What you are asked to do — Restate every record exactly, with nothing skipped.

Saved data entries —
------------------------

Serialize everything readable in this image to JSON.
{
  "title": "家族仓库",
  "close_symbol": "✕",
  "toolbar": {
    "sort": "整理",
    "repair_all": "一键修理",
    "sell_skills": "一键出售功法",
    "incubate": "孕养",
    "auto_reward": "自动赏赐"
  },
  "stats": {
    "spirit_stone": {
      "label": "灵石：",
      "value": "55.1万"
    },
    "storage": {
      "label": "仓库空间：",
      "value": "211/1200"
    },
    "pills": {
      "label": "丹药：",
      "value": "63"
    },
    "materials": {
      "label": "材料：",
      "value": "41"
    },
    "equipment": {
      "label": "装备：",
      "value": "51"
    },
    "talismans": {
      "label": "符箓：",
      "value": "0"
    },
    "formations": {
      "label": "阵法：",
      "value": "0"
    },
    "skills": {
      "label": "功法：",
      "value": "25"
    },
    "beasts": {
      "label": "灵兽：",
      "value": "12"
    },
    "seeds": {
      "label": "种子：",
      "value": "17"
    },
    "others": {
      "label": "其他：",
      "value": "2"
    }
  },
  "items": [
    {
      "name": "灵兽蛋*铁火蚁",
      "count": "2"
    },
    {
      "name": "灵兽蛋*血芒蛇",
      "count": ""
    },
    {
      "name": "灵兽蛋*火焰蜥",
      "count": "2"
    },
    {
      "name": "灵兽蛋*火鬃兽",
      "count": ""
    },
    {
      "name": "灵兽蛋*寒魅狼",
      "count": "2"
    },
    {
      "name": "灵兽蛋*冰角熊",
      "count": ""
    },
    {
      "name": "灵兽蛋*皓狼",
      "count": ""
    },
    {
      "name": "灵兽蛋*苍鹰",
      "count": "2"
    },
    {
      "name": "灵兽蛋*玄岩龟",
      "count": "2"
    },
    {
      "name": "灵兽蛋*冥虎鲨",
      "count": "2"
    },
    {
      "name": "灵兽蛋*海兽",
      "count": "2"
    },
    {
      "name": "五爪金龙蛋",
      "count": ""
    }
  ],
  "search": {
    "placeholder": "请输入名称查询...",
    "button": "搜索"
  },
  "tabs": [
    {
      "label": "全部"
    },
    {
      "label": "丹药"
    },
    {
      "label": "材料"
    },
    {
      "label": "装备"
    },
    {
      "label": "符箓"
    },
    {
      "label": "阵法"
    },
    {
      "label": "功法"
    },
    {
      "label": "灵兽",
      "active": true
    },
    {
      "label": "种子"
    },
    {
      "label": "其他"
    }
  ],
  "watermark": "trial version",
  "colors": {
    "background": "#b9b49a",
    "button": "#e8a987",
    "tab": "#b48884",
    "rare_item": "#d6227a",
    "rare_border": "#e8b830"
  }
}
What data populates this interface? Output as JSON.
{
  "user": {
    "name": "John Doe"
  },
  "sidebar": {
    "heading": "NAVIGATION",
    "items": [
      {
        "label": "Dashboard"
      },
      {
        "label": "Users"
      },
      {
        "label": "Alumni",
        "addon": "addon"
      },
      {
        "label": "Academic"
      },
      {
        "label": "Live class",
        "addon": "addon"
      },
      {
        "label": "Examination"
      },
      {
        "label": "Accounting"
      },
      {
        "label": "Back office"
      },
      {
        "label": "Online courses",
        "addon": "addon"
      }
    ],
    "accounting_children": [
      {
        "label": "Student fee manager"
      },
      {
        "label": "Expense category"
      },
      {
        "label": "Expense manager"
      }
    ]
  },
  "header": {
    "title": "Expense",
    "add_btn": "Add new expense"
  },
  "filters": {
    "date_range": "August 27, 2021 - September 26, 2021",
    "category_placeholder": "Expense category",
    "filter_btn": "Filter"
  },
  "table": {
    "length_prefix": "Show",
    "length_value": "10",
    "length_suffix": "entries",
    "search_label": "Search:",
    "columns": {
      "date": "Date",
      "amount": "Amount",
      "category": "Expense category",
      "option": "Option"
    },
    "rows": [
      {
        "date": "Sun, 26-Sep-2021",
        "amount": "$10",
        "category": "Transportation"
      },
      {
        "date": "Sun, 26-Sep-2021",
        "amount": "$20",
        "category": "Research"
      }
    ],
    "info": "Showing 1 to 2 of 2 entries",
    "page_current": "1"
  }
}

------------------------

Result of the exercise —
Serialize everything readable in this image to JSON.
{
  "title": "家族仓库",
  "close_symbol": "✕",
  "toolbar": {
    "sort": "整理",
    "repair_all": "一键修理",
    "sell_skills": "一键出售功法",
    "incubate": "孕养",
    "auto_reward": "自动赏赐"
  },
  "stats": {
    "spirit_stone": {
      "label": "灵石：",
      "value": "55.1万"
    },
    "storage": {
      "label": "仓库空间：",
      "value": "211/1200"
    },
    "pills": {
      "label": "丹药：",
      "value": "63"
    },
    "materials": {
      "label": "材料：",
      "value": "41"
    },
    "equipment": {
      "label": "装备：",
      "value": "51"
    },
    "talismans": {
      "label": "符箓：",
      "value": "0"
    },
    "formations": {
      "label": "阵法：",
      "value": "0"
    },
    "skills": {
      "label": "功法：",
      "value": "25"
    },
    "beasts": {
      "label": "灵兽：",
      "value": "12"
    },
    "seeds": {
      "label": "种子：",
      "value": "17"
    },
    "others": {
      "label": "其他：",
      "value": "2"
    }
  },
  "items": [
    {
      "name": "灵兽蛋*铁火蚁",
      "count": "2"
    },
    {
      "name": "灵兽蛋*血芒蛇",
      "count": ""
    },
    {
      "name": "灵兽蛋*火焰蜥",
      "count": "2"
    },
    {
      "name": "灵兽蛋*火鬃兽",
      "count": ""
    },
    {
      "name": "灵兽蛋*寒魅狼",
      "count": "2"
    },
    {
      "name": "灵兽蛋*冰角熊",
      "count": ""
    },
    {
      "name": "灵兽蛋*皓狼",
      "count": ""
    },
    {
      "name": "灵兽蛋*苍鹰",
      "count": "2"
    },
    {
      "name": "灵兽蛋*玄岩龟",
      "count": "2"
    },
    {
      "name": "灵兽蛋*冥虎鲨",
      "count": "2"
    },
    {
      "name": "灵兽蛋*海兽",
      "count": "2"
    },
    {
      "name": "五爪金龙蛋",
      "count": ""
    }
  ],
  "search": {
    "placeholder": "请输入名称查询...",
    "button": "搜索"
  },
  "tabs": [
    {
      "label": "全部"
    },
    {
      "label": "丹药"
    },
    {
      "label": "材料"
    },
    {
      "label": "装备"
    },
    {
      "label": "符箓"
    },
    {
      "label": "阵法"
    },
    {
      "label": "功法"
    },
    {
      "label": "灵兽",
      "active": true
    },
    {
      "label": "种子"
    },
    {
      "label": "其他"
    }
  ],
  "watermark": "trial version",
  "colors": {
    "background": "#b9b49a",
    "button": "#e8a987",
    "tab": "#b48884",
    "rare_item": "#d6227a",
    "rare_border": "#e8b830"
  }
}
What data populates this interface? Output as JSON.
{
  "user": {
    "name": "John Doe"
  },
  "sidebar": {
    "heading": "NAVIGATION",
    "items": [
      {
        "label": "Dashboard"
      },
      {
        "label": "Users"
      },
      {
        "label": "Alumni",
        "addon": "addon"
      },
      {
        "label": "Academic"
      },
      {
        "label": "Live class",
        "addon": "addon"
      },
      {
        "label": "Examination"
      },
      {
        "label": "Accounting"
      },
      {
        "label": "Back office"
      },
      {
        "label": "Online courses",
        "addon": "addon"
      }
    ],
    "accounting_children": [
      {
        "label": "Student fee manager"
      },
      {
        "label": "Expense category"
      },
      {
        "label": "Expense manager"
      }
    ]
  },
  "header": {
    "title": "Expense",
    "add_btn": "Add new expense"
  },
  "filters": {
    "date_range": "August 27, 2021 - September 26, 2021",
    "category_placeholder": "Expense category",
    "filter_btn": "Filter"
  },
  "table": {
    "length_prefix": "Show",
    "length_value": "10",
    "length_suffix": "entries",
    "search_label": "Search:",
    "columns": {
      "date": "Date",
      "amount": "Amount",
      "category": "Expense category",
      "option": "Option"
    },
    "rows": [
      {
        "date": "Sun, 26-Sep-2021",
        "amount": "$10",
        "category": "Transportation"
      },
      {
        "date": "Sun, 26-Sep-2021",
        "amount": "$20",
        "category": "Research"
      }
    ],
    "info": "Showing 1 to 2 of 2 entries",
    "page_current": "1"
  }
}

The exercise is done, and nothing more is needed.